BUT HOW FAR WILL THEY GO?
It has become the universal measurement of driving lights: how many metres down the road you can record one lux. While we want to stress there is much more to an effective and quality driving light than its lux measurement, owners of a pair of Intensity Solis spot lights will be able to boast one lux at 1,462 metres.
ENGINEERED FOR THE REAL WORLD
While the Solis light's output figures are impressive, and a good boasting point, what they really offer the driver is so much greater. The ultimate goal when designing a driving light is to get two light patterns, one spot and one flood, that offer light where you actually need it. To be most effective, a driving light needs to light the areas of the road and surrounds that match the terrain and driving style. Your driving lights need to be effective either as a matching pair (of spots or floods) or as a combination (one spot and one flood). Creating a light pattern that shines the furthest doesn’t always mean the light is useable, let alone optimal. Driving lights need to have good central light and shouldn’t have harsh edges, but rather a good feathering of light that bleeds off. Additionally, the light should not be too white as it can cause eye strain for the driver. Nor should the light throw too much intensity onto the foreground directly in front of the vehicle. ARB Intensity lights (V2 and Solis) are tuned to provide the optimum offering to suit the above criteria.
SPOT, FLOOD OR A COMBINATION?

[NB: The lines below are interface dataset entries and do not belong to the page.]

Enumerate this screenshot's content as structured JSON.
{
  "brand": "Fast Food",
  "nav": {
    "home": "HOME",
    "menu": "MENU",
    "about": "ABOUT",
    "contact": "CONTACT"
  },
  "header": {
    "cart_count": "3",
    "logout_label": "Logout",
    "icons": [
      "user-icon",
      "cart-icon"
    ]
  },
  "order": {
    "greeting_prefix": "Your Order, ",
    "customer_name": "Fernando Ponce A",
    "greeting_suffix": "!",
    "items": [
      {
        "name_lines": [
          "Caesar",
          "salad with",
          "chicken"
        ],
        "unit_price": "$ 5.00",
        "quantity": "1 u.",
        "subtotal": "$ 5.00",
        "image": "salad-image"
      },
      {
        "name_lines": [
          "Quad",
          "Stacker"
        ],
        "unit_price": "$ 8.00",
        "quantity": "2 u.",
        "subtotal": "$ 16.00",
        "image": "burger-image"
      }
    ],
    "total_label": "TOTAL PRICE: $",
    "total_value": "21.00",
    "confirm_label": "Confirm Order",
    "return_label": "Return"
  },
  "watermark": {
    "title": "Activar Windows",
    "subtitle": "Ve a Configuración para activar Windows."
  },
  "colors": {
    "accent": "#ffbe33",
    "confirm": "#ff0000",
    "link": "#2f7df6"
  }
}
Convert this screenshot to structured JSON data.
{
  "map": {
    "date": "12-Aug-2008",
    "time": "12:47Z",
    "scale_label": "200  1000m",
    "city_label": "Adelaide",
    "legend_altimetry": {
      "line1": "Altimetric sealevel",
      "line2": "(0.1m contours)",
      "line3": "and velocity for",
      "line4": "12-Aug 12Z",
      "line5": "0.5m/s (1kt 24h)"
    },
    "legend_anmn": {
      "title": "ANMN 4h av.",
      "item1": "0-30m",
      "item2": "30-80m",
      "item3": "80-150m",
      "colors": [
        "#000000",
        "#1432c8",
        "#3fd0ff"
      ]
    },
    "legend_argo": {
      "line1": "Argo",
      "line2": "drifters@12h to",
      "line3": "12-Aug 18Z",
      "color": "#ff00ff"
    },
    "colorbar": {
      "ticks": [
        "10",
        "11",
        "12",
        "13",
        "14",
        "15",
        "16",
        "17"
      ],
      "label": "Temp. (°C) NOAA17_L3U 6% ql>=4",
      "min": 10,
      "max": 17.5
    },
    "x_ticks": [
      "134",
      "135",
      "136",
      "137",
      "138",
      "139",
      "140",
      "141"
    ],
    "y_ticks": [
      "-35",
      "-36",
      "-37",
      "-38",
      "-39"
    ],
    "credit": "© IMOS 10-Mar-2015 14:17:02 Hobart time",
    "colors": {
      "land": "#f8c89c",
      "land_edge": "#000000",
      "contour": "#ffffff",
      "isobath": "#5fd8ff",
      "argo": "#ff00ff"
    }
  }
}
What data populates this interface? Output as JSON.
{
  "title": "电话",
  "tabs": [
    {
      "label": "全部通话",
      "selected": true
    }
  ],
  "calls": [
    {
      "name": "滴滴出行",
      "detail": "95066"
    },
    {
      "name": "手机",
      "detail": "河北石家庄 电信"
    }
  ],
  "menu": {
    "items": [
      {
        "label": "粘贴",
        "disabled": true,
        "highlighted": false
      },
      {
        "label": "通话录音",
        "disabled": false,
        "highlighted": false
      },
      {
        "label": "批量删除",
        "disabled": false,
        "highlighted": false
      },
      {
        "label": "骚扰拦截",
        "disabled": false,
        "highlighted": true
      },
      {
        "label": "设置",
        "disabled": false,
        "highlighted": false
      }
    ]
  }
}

How you set up your driving lights should reflect the type of driving you do and the terrain you are driving in. In areas of wide open land and fast roads such as in outback Queensland, New South Wales and the Northern Territory, a set-up of two spots will give you the best throw of light as far down those long straight roads as possible. For drivers who are predominantly in heavy bush with lots of winding roads, such as the Victorian High Country, a set-up of two flood lights will fill the foreground, giving you great visibility to the side of the roads where roos like to hide and through the next close corner. What is probably one of the most common set-ups, however, is a combination of one spot and one flood light. The spot is generally installed on the driver’s side to push the most direct light straight down the middle of the road and the flood is installed on the passenger side giving good light into the foreground and side of the road in bushy areas up to 25-metres either side of the vehicle. The combination set-up gives a great variation of light that is suitable for many situations.